They are designed to protect customers and investors, making the financial markets more transparent. New EU rules, called ‘MiFID II,’ have been brought in – forcing banks and traders to report detailed information on trillions of euros of transactions.
“There are some pretty strong powers that can be used. The question of course will be whether regulators will use them, will be aggressive enough in cracking down on irresponsible actors on financial markets,” questioned Marc-Olivier Herman, EU Economic Justice Lead for Oxfam.
The financial industry has had to make big changes to adopt the new rules – which are late coming into force because of how complex they are.
“Banks have made many investments and efforts to comply with the new rules,” Isabelle Marchand, from the Belgian Financial Sector Federation FEBELFIN, told Euronews.
“They have made changes to their IT systems, they’ve had to train employees, had to change products, documents. So, it comes with a certain cost. But the main objective is to protect customers and to increase the investor protection. So, we support this objective.”
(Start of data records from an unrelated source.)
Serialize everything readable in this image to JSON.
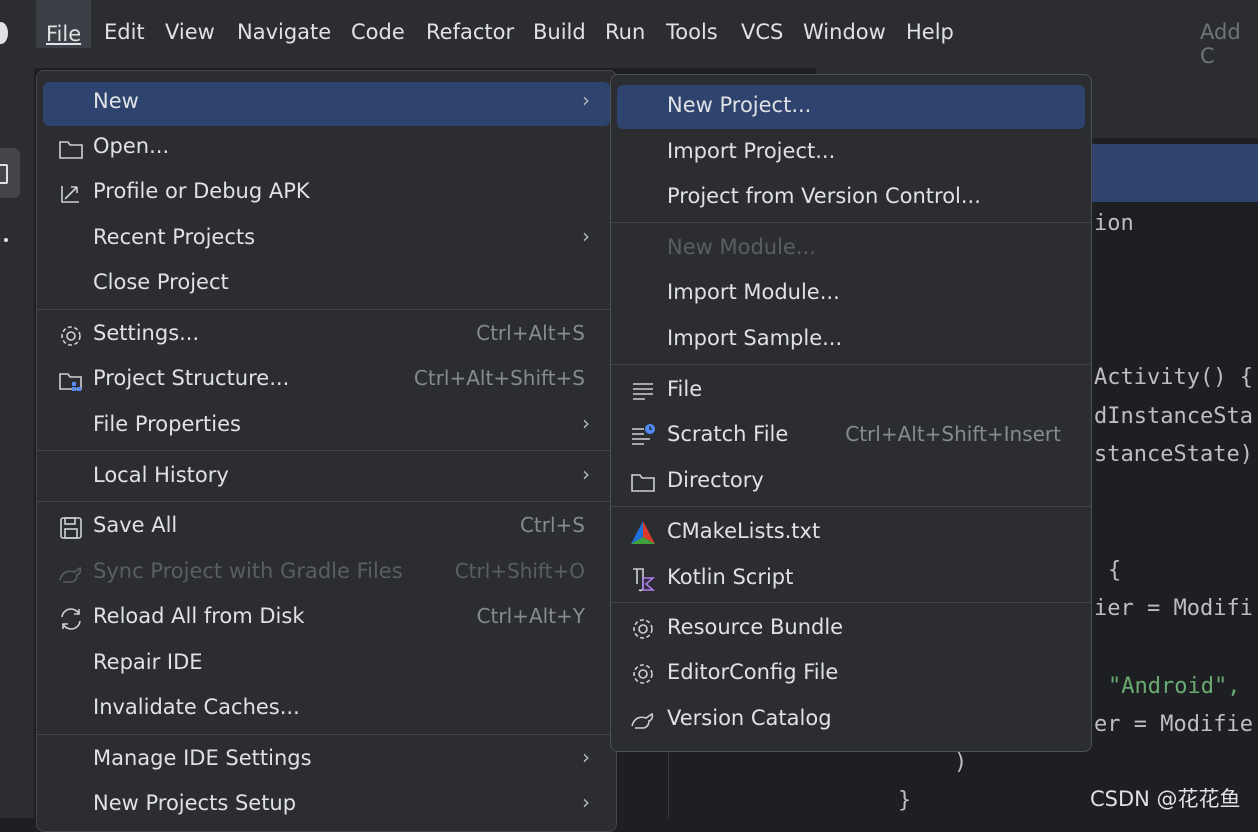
{
  "menubar": {
    "items": [
      "File",
      "Edit",
      "View",
      "Navigate",
      "Code",
      "Refactor",
      "Build",
      "Run",
      "Tools",
      "VCS",
      "Window",
      "Help"
    ],
    "right_text": "Add C"
  },
  "file_menu": {
    "items": [
      {
        "label": "New",
        "icon": "none",
        "shortcut": "",
        "submenu": true
      },
      {
        "label": "Open...",
        "icon": "folder-icon",
        "shortcut": "",
        "submenu": false
      },
      {
        "label": "Profile or Debug APK",
        "icon": "profile-debug-icon",
        "shortcut": "",
        "submenu": false
      },
      {
        "label": "Recent Projects",
        "icon": "none",
        "shortcut": "",
        "submenu": true
      },
      {
        "label": "Close Project",
        "icon": "none",
        "shortcut": "",
        "submenu": false
      },
      {
        "label": "Settings...",
        "icon": "gear-icon",
        "shortcut": "Ctrl+Alt+S",
        "submenu": false
      },
      {
        "label": "Project Structure...",
        "icon": "project-structure-icon",
        "shortcut": "Ctrl+Alt+Shift+S",
        "submenu": false
      },
      {
        "label": "File Properties",
        "icon": "none",
        "shortcut": "",
        "submenu": true
      },
      {
        "label": "Local History",
        "icon": "none",
        "shortcut": "",
        "submenu": true
      },
      {
        "label": "Save All",
        "icon": "save-icon",
        "shortcut": "Ctrl+S",
        "submenu": false
      },
      {
        "label": "Sync Project with Gradle Files",
        "icon": "gradle-sync-icon",
        "shortcut": "Ctrl+Shift+O",
        "submenu": false,
        "disabled": true
      },
      {
        "label": "Reload All from Disk",
        "icon": "reload-icon",
        "shortcut": "Ctrl+Alt+Y",
        "submenu": false
      },
      {
        "label": "Repair IDE",
        "icon": "none",
        "shortcut": "",
        "submenu": false
      },
      {
        "label": "Invalidate Caches...",
        "icon": "none",
        "shortcut": "",
        "submenu": false
      },
      {
        "label": "Manage IDE Settings",
        "icon": "none",
        "shortcut": "",
        "submenu": true
      },
      {
        "label": "New Projects Setup",
        "icon": "none",
        "shortcut": "",
        "submenu": true
      }
    ]
  },
  "new_submenu": {
    "items": [
      {
        "label": "New Project...",
        "icon": "none",
        "shortcut": ""
      },
      {
        "label": "Import Project...",
        "icon": "none",
        "shortcut": ""
      },
      {
        "label": "Project from Version Control...",
        "icon": "none",
        "shortcut": ""
      },
      {
        "label": "New Module...",
        "icon": "none",
        "shortcut": "",
        "disabled": true
      },
      {
        "label": "Import Module...",
        "icon": "none",
        "shortcut": ""
      },
      {
        "label": "Import Sample...",
        "icon": "none",
        "shortcut": ""
      },
      {
        "label": "File",
        "icon": "text-file-icon",
        "shortcut": ""
      },
      {
        "label": "Scratch File",
        "icon": "scratch-file-icon",
        "shortcut": "Ctrl+Alt+Shift+Insert"
      },
      {
        "label": "Directory",
        "icon": "folder-icon",
        "shortcut": ""
      },
      {
        "label": "CMakeLists.txt",
        "icon": "cmake-icon",
        "shortcut": ""
      },
      {
        "label": "Kotlin Script",
        "icon": "kotlin-script-icon",
        "shortcut": ""
      },
      {
        "label": "Resource Bundle",
        "icon": "gear-icon",
        "shortcut": ""
      },
      {
        "label": "EditorConfig File",
        "icon": "gear-icon",
        "shortcut": ""
      },
      {
        "label": "Version Catalog",
        "icon": "version-catalog-icon",
        "shortcut": ""
      }
    ]
  },
  "editor": {
    "lines": [
      "ion",
      "Activity() {",
      "dInstanceSta",
      "stanceState)",
      "{",
      "ier = Modifi",
      "\"Android\",",
      "er = Modifie",
      ")",
      "}"
    ]
  },
  "watermark": "CSDN @花花鱼",
  "colors": {
    "selection": "#2e436e",
    "menu_bg": "#2b2d30",
    "string": "#6aab73"
  }
}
Regulators had to issue eleventh-hour guidance to avoid trading freezes. Commentators say they expect investors to hold off on large trades until they have a clearer idea of the impact of the reforms.